Items from a data source:
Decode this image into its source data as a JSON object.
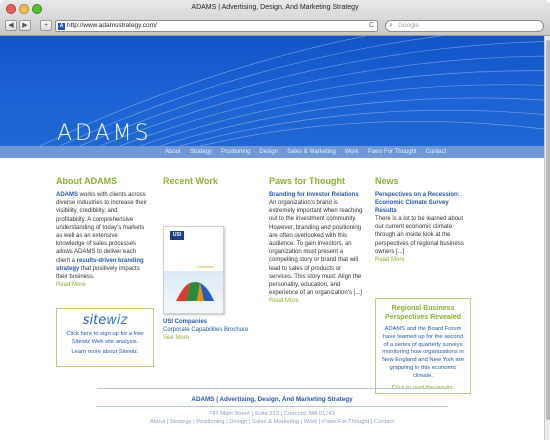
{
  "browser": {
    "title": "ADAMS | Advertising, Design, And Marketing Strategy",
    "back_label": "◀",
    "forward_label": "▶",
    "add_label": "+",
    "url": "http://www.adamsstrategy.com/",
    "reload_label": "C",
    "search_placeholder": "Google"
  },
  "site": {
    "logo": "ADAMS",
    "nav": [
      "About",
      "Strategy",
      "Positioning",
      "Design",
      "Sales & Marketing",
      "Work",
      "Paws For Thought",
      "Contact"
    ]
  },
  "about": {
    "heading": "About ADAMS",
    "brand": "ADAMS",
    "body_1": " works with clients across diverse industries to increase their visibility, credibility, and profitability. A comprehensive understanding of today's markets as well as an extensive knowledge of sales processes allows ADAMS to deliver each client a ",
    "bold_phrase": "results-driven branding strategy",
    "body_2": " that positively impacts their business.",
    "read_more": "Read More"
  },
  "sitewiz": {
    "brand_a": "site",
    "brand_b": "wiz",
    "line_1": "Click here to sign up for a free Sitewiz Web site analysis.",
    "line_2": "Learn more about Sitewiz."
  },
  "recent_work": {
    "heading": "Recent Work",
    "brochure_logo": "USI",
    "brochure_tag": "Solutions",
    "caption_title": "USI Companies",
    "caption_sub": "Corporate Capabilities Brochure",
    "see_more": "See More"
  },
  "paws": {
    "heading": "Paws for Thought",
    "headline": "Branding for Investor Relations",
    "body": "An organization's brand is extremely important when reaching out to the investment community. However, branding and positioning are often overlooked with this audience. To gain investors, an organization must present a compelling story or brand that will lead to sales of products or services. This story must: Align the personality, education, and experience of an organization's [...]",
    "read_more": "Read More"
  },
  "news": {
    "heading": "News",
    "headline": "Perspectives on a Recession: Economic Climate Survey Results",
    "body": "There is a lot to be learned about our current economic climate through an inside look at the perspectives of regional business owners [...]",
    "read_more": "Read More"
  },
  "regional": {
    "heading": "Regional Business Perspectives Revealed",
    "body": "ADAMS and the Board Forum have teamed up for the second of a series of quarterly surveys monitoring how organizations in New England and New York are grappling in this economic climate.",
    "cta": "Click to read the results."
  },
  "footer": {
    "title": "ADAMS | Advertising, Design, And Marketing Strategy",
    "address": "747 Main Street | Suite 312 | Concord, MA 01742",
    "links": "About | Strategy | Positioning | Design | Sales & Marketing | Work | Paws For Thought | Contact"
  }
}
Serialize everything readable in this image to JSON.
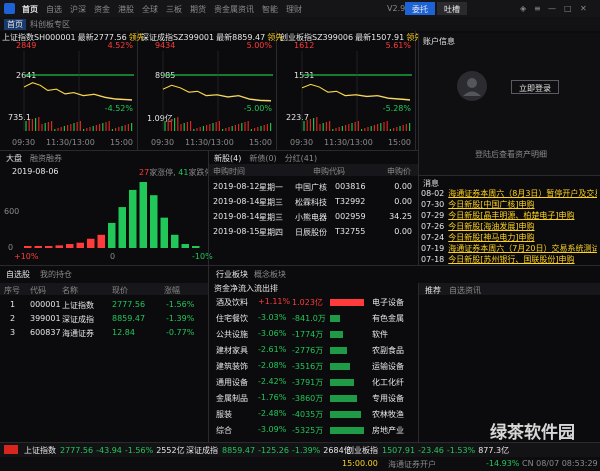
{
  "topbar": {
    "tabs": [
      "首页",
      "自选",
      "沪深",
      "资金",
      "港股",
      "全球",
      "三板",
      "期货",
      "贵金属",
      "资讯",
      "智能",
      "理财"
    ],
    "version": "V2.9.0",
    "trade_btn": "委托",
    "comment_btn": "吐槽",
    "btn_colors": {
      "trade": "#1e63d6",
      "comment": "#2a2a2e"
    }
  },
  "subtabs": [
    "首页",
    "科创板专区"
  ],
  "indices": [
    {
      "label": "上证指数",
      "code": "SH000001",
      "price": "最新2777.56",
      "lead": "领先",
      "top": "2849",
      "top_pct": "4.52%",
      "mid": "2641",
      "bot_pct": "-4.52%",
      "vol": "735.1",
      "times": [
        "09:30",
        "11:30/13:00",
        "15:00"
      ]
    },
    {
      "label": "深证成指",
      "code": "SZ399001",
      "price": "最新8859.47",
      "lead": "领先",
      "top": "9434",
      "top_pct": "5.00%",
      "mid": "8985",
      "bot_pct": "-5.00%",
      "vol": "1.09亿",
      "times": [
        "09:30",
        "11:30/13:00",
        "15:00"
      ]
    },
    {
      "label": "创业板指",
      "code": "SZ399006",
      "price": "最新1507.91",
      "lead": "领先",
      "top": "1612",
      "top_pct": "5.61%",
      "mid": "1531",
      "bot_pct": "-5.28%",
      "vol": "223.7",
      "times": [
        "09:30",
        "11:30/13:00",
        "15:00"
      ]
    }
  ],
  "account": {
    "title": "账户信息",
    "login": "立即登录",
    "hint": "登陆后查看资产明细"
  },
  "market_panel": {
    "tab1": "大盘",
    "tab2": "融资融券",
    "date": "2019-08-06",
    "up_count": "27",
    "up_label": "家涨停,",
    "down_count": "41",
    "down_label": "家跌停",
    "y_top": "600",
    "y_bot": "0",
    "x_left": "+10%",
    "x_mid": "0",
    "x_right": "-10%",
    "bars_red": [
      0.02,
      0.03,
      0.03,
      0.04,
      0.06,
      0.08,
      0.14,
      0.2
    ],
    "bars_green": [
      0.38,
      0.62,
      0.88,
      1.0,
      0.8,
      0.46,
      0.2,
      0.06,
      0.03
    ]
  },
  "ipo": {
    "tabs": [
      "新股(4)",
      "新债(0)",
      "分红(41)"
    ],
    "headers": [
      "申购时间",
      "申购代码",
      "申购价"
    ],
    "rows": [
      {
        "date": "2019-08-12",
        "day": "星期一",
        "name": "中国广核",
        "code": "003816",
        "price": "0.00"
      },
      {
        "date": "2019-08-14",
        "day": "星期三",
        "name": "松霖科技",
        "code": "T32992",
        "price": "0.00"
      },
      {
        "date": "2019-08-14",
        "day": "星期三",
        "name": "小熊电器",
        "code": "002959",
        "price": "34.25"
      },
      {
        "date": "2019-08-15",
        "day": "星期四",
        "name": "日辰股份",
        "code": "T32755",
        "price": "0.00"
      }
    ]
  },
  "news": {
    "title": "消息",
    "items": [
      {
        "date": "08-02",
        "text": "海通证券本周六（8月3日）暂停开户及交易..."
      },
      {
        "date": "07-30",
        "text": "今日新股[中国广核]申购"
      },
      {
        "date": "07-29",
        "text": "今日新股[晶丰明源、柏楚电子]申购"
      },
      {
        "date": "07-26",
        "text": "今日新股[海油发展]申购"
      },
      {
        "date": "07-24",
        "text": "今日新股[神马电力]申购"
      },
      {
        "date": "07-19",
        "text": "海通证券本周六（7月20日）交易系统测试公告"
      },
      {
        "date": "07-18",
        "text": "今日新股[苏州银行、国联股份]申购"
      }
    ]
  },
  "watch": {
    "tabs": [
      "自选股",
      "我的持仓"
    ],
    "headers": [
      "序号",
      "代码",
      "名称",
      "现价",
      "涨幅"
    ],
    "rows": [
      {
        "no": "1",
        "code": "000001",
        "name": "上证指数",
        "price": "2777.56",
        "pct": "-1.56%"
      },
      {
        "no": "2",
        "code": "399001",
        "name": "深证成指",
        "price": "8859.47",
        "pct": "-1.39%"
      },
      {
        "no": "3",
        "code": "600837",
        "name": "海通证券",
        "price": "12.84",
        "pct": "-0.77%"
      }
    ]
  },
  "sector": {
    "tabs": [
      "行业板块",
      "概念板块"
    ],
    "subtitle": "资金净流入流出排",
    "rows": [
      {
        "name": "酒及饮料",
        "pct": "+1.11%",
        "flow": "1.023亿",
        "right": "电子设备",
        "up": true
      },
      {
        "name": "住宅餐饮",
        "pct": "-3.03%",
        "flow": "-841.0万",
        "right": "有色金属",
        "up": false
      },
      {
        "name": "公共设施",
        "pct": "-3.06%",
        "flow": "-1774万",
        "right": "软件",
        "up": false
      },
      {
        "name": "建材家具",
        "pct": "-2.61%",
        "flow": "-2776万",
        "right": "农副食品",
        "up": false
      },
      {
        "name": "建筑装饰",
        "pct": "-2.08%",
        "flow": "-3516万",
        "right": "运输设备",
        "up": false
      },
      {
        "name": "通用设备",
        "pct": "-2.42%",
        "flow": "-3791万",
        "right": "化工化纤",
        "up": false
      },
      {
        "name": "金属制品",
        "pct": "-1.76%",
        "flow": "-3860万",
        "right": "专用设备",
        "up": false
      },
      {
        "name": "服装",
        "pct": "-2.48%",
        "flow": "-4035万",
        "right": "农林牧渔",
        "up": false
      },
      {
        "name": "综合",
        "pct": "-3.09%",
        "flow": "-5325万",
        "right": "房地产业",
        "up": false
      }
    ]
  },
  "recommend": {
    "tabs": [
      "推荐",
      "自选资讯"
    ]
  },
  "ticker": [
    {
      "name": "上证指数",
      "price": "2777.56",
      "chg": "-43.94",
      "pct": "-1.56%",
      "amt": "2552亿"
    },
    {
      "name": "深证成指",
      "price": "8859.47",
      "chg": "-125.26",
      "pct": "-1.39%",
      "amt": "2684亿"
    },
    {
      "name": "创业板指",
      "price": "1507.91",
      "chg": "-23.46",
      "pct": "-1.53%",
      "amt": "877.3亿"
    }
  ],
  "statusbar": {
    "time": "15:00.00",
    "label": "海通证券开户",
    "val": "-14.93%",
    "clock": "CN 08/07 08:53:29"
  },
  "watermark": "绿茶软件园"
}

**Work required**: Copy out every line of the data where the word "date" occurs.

**Response box**:
    "date": "2019-08-06",
        "date": "2019-08-12",
        "date": "2019-08-14",
        "date": "2019-08-14",
        "date": "2019-08-15",
        "date": "08-02",
        "date": "07-30",
        "date": "07-29",
        "date": "07-26",
        "date": "07-24",
        "date": "07-19",
        "date": "07-18",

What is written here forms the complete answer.